While Fallout 4 may not look like much of an upgrade over its predecessors, the world has much more depth to it than any previous entry. The modified engine does have some impressive detail when necessary, but there are still areas of muddled textures and faces still aren't the best. That said, there's so much nuance in this world it's quite breathtaking when you realize the size and scope of Bethesda's Boston area. The world-building is incredible, whether it's the modified take on landmarks in a post-apocalyptic world (including dynamic weather), or just the small things that make every home you visit feel as if it was lived in. Fallout 4 does so much right in this area, it's easy to look past the superficial and enjoy this universe for what it is. Truly though, it's the voice acting that gives Fallout 4 its heart. Every unique character you encounter feels fleshed out and real, and your ability to communicate with them with more than text responses just makes you that much more attached. Sure, the rest of the sound design, from the environmental queues to the score, is strong, too, but it all comes back to your character having meaningful interactions with others in this world.

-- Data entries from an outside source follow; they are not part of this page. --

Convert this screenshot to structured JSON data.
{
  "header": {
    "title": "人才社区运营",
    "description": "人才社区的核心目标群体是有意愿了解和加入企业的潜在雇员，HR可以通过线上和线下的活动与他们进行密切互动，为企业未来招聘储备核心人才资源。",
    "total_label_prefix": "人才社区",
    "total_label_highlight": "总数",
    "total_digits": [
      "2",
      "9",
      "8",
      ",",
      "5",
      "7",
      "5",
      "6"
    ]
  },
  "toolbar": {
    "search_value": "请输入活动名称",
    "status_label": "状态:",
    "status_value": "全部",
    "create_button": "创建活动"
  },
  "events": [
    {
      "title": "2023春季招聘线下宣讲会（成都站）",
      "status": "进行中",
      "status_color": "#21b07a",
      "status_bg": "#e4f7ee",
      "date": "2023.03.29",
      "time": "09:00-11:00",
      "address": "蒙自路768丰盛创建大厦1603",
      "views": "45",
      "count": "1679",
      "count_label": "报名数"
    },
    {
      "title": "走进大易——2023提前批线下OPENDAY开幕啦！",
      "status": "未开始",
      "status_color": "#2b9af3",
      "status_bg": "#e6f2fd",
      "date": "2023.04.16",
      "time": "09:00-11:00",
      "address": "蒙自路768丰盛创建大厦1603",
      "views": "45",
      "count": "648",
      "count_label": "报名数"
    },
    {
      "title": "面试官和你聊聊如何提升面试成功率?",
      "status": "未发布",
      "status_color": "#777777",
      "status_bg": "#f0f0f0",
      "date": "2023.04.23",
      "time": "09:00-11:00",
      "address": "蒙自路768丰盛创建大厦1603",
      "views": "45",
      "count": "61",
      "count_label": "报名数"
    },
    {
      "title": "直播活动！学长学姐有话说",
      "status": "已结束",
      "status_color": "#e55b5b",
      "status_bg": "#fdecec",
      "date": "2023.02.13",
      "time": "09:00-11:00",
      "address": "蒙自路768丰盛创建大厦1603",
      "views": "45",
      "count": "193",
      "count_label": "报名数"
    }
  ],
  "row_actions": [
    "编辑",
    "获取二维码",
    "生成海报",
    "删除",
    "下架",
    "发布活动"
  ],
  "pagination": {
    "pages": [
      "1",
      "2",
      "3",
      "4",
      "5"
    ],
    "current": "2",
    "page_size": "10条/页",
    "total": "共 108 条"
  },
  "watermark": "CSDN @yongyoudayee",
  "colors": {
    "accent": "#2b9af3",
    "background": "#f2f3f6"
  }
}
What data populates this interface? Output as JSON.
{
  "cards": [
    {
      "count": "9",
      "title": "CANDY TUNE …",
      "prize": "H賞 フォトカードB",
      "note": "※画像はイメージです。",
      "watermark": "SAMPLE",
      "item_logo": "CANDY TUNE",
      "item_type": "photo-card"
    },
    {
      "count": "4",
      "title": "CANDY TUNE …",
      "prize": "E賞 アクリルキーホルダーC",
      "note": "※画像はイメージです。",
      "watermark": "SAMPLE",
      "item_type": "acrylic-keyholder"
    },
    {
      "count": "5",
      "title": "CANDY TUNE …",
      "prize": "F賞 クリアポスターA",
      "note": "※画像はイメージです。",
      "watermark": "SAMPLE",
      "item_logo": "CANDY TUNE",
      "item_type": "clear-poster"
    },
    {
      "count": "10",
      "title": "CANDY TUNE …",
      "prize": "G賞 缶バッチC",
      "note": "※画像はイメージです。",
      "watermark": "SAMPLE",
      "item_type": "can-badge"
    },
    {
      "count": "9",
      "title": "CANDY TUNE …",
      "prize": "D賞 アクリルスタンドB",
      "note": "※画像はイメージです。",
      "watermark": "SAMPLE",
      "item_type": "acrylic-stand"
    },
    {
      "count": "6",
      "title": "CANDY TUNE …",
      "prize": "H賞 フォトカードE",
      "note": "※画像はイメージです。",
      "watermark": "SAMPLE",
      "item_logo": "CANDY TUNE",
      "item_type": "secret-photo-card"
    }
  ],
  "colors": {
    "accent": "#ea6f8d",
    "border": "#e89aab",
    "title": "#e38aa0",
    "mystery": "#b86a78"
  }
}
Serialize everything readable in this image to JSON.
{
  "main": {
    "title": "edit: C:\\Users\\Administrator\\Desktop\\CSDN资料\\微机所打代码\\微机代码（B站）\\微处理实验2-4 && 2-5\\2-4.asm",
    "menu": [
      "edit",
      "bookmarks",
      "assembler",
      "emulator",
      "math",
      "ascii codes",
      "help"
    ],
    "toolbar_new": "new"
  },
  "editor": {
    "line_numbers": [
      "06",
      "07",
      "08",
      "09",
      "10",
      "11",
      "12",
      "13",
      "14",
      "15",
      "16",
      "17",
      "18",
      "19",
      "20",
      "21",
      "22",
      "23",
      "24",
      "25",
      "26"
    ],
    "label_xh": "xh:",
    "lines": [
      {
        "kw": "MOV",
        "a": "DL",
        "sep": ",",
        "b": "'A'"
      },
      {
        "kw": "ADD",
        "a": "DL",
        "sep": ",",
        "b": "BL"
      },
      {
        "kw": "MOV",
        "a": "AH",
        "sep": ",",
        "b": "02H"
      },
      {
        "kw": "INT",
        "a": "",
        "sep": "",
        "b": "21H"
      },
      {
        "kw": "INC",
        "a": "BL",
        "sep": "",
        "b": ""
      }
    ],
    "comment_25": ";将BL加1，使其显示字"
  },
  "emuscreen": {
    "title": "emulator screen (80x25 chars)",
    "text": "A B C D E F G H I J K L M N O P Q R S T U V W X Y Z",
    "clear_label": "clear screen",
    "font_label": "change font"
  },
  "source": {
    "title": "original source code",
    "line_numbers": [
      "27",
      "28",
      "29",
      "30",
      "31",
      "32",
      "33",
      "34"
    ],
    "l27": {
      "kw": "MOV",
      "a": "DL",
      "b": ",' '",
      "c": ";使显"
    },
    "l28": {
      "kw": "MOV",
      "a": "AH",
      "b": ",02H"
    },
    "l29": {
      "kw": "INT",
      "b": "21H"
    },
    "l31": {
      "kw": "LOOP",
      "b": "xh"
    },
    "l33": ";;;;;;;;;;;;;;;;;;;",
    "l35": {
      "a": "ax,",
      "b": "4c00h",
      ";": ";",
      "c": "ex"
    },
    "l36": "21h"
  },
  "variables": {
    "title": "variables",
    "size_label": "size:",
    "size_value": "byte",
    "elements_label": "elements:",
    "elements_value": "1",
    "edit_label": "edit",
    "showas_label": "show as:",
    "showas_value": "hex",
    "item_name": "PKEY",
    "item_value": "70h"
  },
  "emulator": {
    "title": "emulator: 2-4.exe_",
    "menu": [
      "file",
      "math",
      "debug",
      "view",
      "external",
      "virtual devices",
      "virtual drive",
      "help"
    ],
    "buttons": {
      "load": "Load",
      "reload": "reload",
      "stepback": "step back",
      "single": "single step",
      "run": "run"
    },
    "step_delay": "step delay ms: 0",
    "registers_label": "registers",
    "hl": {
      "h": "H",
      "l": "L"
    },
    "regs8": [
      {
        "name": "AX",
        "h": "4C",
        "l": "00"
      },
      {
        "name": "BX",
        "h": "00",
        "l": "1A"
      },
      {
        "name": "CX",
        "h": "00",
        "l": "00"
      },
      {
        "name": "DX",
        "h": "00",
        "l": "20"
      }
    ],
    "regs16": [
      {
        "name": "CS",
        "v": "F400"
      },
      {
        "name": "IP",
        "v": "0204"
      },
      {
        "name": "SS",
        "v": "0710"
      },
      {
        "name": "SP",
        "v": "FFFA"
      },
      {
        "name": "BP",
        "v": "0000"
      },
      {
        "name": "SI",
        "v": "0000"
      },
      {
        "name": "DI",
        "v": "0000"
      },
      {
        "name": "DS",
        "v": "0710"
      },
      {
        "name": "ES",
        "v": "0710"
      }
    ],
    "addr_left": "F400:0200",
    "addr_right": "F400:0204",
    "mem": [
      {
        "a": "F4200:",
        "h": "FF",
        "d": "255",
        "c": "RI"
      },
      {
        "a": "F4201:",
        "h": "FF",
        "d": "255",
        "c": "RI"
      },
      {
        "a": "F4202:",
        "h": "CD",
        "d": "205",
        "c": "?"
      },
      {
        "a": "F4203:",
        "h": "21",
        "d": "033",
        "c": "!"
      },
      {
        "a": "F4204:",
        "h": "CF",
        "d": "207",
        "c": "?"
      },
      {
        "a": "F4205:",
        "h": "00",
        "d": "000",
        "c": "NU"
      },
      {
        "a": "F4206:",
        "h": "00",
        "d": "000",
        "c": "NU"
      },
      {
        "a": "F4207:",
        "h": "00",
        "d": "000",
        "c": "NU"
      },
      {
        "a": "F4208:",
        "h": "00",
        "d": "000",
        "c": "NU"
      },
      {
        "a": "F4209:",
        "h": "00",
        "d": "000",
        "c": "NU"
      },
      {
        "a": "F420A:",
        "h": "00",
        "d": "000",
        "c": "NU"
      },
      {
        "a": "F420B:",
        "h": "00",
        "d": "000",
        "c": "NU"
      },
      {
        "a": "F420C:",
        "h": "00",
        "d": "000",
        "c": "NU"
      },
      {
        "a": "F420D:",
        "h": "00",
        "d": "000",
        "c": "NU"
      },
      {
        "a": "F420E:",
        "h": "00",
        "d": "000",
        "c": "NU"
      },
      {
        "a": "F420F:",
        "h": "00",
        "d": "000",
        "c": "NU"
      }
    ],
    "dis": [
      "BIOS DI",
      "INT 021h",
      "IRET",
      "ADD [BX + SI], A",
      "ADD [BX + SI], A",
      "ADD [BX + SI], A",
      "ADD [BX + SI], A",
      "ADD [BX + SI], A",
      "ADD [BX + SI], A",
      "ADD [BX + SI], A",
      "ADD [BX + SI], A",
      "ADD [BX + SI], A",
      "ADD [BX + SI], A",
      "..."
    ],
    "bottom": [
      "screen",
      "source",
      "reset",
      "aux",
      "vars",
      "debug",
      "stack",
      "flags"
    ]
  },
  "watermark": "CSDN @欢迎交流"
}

As mentioned before, Fallout 4 isn't without its flaws. Bethesda just can't seem to find a way to squash every instance of bugginess its games hold, and that's just as true today as it was when Fallout 3 arrived seven years ago. Aside from the companion disappearances and the camera wonkiness, there were numerous instances of trouble along the way. Sometimes the game would just return to the dashboard mid-conversation. Sometimes dialogue trees wouldn't open and characters would just stand there staring at each other. NPCs might get stuck in a holding pattern when you need them to access a terminal to open a door. Quests might seemingly notify you of failure even though you never actually started it. The list could and will likely go on the more hours you put in. The advantages the engine provides in world creation may outweigh the troubles it causes, but until Bethesda moves on to a new engine, we'll likely be talking about these issues forever. If you can deal with these nagging issues, there's still plenty of enjoyment in this world.
There's quite a bit to love about Fallout 4, in spite of its flaws. The world is as involved as ever, and the characters make you more invested in this entry than any that's come before. The magnitude of the world is awe-inspiring, and even with the lukewarm additions of crafting and building, Fallout 4 manages to be as enthralling an experience as any open-world adventure to date. If only the time Bethesda had taken in development had been put towards eliminating those pesky legacy issues instead of throwing more features on top of the pile, Fallout 4 could have been a landmark game. Instead, it's just a really great experience that gives you all the fun of surviving in the post-apocalyptic world without any of the worries of real radiation poisoning.
This review was completed with a retail copy of Fallout 4 provided by the publisher for Xbox One.